Male Speaker: Thank you, and a couple more questions just came in. “How long will it take after the approval for you to be able to manufacture and sell on a commercial scale and meet the commercial quality requirements?”
Dr. Kaushik Dave: This is a very interesting and exciting question, because this is where the Company would like to head to, and it is very important for us to get the product to the patient as soon as possible. We want to save lives, and so we should be in a position to supply the product shortly after approval. We will be developing commercial manufacturing processes and quality systems to provide products for the Phase 3 trial, so once we start the trial, the necessary processes and manufacturing supply chain will have been established. As a consequence, upon approval, we can quickly supply the product to the patients who really need this medication, and so we can start saving lives shortly after the product is approved.
Male Speaker: Thanks, and “Actinium is a small Company. How will you build the capability to sell by 2016, which is just over two years away?”
Dr. Kaushik Dave: Right, this is another great question, something we look forward to, because this is what is important from a perspective of getting a product to the marketplace. Just to give you some insight into the bone marrow transplant market, which is rather unique, as I indicated before, this is a highly-concentrated market, and so we would not need to build a huge sales force and/or even develop significant infrastructure capability to supply the product to the market. There are a limited number of centers that perform bulk of the BMT performance, and so we have already had a lot of context within these existing centers, and that's what we will continue building upon.
By the way, bone marrow transplant procedures are the fastest-growing hospital procedures, and so this is what a small company like Actinium is really excited to look forward to and the opportunity to market this product. This is a luxury which is not accorded to many other small biotech companies. We believe this will allow us to forward integrate into a commercial organization. By the way, in my previous experience at another small company, I was part of a team which just did that.

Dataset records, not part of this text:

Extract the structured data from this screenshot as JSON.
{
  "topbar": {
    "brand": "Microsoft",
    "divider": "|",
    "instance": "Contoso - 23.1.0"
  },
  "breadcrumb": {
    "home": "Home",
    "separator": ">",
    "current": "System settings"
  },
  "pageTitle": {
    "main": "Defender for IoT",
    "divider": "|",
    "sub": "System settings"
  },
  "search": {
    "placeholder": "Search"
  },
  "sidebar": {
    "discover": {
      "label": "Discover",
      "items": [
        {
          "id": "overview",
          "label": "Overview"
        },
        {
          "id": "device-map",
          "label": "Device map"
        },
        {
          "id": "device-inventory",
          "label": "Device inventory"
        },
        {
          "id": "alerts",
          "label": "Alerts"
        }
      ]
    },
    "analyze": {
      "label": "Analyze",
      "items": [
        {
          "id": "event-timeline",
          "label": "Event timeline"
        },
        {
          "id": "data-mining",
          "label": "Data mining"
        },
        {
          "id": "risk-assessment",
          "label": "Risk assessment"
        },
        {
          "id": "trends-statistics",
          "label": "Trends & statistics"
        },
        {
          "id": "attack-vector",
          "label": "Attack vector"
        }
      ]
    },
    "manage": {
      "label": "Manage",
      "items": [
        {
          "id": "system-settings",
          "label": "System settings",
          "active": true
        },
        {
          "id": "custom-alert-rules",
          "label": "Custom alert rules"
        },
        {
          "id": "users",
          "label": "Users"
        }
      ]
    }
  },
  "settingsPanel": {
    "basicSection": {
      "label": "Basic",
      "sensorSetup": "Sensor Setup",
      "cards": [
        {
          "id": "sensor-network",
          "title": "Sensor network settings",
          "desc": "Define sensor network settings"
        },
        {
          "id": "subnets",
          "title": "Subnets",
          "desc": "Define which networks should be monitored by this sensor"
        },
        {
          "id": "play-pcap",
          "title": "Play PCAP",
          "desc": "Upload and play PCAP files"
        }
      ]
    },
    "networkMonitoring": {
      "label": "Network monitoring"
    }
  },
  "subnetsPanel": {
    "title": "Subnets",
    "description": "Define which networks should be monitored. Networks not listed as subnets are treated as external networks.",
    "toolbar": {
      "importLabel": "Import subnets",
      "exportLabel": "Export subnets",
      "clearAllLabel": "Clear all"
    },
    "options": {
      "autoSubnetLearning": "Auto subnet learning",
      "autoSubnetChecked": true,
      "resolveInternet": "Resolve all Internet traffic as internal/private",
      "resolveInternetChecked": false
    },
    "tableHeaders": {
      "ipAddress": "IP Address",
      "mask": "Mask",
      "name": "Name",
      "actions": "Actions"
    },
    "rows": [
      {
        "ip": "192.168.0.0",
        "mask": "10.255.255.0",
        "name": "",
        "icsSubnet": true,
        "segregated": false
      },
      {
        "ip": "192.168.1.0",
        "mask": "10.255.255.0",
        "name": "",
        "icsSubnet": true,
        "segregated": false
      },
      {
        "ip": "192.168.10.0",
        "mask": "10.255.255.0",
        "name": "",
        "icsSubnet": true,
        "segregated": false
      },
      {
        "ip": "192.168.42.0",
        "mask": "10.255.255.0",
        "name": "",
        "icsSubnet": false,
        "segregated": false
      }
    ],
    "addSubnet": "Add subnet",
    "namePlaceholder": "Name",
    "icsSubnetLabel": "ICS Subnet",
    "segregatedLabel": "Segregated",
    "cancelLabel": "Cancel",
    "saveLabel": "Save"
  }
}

Operator: Thank you. Ladies and gentlemen, as a reminder, there are three ways for you to ask a question at this time: via email at email@example.com; through the Ask a Question button on the webcast viewing page; or you may press star, one on your telephone keypad at this time. We'll pause a moment to allow for any further questions.
Thank you. There are no further questions at this time. I would like to turn the call back over to Dr. Dave for any closing comments.
Dr. Kaushik Dave: Thanks, Operator. Thank you all for listening to today's Actinium Corporate Update. We look forward to updating you on a regular basis on our progress. If you have any follow-up questions or comments, please call me at (646) 459-4201. This completes today's call. Thank you all.
Operator: Thank you. This concludes today's teleconference. You may disconnect your lines at this time. Thank you for your participation.